A new study has found that a drug clinically tested to treat Alzheimer’s also helps teeth naturally self-repair.
Published by the Dental Institute of London’s Kings College, the study claimed the drug could enhance teeth’s ability to self-repair by activating stem cells in the soft pulp at the center. Although the natural process of teeth repairing themselves without the drug only worked for very small cracks and holes on the surface of the tooth, the drug was able to self-heal larger dents anywhere from the surface to the root. This would reduce the need for artificial fillings.
“Using a drug that has already been tested in clinical trials for Alzheimer’s disease provides a real opportunity to get this dental treatment quickly into clinics,” lead author Paul Sharpe of King’s College said in a statement.

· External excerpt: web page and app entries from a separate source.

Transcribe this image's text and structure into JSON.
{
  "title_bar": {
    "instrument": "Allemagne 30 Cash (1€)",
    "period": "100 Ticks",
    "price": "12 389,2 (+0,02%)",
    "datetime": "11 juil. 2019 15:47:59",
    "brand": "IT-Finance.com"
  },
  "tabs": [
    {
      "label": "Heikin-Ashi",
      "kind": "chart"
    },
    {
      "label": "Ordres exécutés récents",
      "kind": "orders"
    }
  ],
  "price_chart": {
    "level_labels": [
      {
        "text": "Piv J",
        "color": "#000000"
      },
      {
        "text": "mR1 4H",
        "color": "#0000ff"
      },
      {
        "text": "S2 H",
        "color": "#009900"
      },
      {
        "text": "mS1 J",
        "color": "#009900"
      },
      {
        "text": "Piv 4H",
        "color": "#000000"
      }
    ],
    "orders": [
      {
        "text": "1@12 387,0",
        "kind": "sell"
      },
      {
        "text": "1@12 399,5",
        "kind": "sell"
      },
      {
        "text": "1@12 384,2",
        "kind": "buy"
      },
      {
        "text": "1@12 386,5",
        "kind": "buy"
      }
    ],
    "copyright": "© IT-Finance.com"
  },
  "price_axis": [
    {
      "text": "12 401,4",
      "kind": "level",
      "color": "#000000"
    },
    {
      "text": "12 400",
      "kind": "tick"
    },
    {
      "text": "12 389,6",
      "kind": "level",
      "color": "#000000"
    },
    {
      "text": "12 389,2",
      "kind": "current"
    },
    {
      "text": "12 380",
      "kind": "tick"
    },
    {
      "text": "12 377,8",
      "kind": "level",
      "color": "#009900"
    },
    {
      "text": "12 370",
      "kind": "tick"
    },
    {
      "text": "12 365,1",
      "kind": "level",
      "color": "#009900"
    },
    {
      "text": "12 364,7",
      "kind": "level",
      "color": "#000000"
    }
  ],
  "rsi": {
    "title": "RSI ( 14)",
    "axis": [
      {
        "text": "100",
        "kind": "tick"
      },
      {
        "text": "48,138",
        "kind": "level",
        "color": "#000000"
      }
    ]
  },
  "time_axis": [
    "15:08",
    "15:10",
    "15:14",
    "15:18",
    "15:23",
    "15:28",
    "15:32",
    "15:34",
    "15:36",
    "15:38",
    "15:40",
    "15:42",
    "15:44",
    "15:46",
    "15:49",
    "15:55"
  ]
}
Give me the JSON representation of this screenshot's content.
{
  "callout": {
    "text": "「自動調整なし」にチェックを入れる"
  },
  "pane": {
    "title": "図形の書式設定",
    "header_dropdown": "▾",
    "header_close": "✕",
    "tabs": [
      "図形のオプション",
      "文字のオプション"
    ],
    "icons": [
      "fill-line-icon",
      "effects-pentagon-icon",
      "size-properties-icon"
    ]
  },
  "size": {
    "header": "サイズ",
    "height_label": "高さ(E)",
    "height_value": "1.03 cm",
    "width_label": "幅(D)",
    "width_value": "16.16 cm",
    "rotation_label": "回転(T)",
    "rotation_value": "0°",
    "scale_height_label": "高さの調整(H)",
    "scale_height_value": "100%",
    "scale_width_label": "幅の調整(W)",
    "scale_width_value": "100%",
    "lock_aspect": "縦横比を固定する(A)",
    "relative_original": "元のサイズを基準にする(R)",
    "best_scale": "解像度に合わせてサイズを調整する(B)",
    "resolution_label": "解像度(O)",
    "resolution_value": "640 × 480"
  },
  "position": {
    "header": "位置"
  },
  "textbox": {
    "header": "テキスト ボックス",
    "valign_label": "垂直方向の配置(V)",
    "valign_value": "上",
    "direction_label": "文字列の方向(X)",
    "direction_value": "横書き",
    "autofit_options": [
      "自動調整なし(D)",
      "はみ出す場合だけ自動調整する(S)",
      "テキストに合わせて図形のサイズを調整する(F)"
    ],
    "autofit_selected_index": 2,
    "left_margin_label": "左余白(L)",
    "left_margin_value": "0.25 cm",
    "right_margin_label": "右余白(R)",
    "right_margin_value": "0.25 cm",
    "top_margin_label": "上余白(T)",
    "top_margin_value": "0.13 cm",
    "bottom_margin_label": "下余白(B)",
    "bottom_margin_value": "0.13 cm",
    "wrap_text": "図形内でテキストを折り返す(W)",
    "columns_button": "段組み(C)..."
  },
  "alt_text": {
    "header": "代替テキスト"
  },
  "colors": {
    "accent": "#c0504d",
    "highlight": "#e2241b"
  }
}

This cheaper alternative has the benefit of being a one-off procedure, eliminating the risk associated with fillings, which could build more decay, gradually thinning the tooth and eventually losing it entirely overtime. The bad news; however, is that the drug has only been tested on mice and it is yet to be seen if it will work on larger teeth. In mice, the procedure has managed to “fill the whole injury site.” When their teeth cavities were filled with degradable sponges soaked in the drug, the teeth gradually rebuilt their structure.
“Extrapolating the size of a mouse first molar to that of a human suggests that an equivalent lesion would require around 10 times more reparative dentine formation and thus the anticipated concentrations of Tideglusib [the healing substance] required for human tooth repair would be well below that already tested in clinical trials,” the study read.
Tests are now being conducted on rats as their teeth are roughly four times bigger than that of mice. Researchers plan to run trails on humans later in 2017.
This article originally appeared on RT.